No. This is where the actual loss in popularity (voter support) manifests itself. McCain and Giuliani's loss of soft support is indicative of...wait for it...a loss of support. McCain and Giuliani just aren't appealing enough to hold on to the high levels of support they once had.
The rub is that voters shifting from a period unthoughtful certitude to open-mindedness is not hitting Democratic candidates the same way it's damaging the McCain and Giuliani candidacies. Singer writes, "Hillary Clinton -- the only Democratic candidate polled both last year and this month -- did not see any significant shift in overall support, with her hard support falling 17 percent but her potential support dropping just 2 percent." Clinton kept her soft supporters, McCain and Giuliani lost theirs.

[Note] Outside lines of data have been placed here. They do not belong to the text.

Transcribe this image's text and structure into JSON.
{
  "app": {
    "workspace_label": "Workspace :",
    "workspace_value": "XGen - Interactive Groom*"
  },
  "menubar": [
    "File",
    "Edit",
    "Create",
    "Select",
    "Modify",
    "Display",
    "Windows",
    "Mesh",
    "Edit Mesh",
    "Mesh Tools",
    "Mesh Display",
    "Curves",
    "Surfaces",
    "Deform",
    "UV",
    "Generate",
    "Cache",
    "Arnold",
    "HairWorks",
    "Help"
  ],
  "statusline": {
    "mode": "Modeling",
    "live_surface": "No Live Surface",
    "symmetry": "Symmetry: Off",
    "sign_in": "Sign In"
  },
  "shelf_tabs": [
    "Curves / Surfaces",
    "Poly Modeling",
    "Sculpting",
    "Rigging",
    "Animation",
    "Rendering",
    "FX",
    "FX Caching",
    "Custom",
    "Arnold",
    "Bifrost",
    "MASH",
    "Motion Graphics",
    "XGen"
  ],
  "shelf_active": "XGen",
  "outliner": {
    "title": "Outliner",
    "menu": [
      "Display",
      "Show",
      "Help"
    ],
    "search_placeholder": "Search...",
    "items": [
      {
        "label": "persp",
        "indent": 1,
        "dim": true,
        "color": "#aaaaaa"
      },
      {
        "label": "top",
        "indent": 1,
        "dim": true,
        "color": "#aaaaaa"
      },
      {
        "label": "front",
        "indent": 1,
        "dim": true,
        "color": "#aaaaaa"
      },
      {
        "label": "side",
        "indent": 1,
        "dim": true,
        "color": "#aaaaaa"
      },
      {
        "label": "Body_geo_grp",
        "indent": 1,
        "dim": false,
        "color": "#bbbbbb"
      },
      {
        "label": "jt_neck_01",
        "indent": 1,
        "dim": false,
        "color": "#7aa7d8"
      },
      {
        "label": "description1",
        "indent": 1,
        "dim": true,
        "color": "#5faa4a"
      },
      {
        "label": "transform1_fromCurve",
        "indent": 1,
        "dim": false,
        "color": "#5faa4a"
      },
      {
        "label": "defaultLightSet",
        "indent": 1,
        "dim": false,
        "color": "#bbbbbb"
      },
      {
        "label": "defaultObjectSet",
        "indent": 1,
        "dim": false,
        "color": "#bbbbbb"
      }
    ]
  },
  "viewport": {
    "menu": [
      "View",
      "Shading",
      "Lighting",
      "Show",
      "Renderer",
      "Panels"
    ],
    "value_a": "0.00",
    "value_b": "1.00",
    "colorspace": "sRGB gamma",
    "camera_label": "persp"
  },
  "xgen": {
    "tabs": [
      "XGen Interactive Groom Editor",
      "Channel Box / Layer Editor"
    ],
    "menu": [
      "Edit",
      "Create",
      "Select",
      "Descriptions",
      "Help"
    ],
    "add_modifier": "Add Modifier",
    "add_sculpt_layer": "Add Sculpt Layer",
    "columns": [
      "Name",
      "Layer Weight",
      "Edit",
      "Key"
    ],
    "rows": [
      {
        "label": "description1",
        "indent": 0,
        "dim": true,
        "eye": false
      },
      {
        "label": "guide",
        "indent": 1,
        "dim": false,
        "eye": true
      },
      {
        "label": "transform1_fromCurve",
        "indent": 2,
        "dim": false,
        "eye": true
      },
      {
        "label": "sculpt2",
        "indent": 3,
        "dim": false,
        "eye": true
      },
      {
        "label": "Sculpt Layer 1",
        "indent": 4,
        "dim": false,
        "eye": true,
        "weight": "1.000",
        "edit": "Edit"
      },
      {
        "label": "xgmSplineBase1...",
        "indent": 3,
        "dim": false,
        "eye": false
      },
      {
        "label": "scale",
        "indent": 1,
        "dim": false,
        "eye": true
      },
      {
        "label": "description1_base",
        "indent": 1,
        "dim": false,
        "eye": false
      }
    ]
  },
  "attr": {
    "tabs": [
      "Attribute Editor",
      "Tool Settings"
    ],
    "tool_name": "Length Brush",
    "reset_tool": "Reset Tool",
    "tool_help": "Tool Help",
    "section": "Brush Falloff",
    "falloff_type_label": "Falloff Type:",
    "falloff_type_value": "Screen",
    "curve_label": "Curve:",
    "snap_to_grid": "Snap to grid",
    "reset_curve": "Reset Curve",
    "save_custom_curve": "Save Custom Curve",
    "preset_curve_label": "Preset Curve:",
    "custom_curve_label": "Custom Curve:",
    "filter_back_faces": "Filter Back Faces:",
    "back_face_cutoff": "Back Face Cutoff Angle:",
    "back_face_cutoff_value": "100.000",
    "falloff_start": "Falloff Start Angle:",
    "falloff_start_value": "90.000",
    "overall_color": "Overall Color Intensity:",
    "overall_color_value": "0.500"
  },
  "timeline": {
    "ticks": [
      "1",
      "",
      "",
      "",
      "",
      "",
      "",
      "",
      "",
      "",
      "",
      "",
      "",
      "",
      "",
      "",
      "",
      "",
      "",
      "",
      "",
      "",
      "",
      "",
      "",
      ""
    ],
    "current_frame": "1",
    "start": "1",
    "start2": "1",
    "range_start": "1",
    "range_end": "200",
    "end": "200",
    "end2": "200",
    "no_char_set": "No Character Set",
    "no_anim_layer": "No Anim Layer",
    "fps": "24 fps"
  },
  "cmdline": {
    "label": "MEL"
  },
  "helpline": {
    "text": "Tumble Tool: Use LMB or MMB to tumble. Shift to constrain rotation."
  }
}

Singer thinks it is the downward trend - and not the gross numbers - for the top-tier Republican candidates that is most important in comparison to the Democratic numbers, which hold strong. While I agree that these numbers likely reflect a generic advantage for Democrats going into 2008, I think the shift in support is more likely connected to people getting to know McCain and Giuliani better and just not liking what they see. McCain is hated by the religious right and is a main proponent of escalating an unpopular war. Giuliani is considered too socially moderate for the Republican base and his recent propensity to equate New York City and Baghdad is pissing off more than a few voters. Both have marital histories littered with adultery, multiple marriages, and in Giuliani's case, a borderline incestuous marriage.
It's possible that the trends Singer highlights mean that McCain and Giuliani are not candidates who will gain voters as scrutiny increases. We shall see, but for now it's clear that the shine is wearing off from the McCain and Giuliani bandwagons.
Cross posted at The Right's Field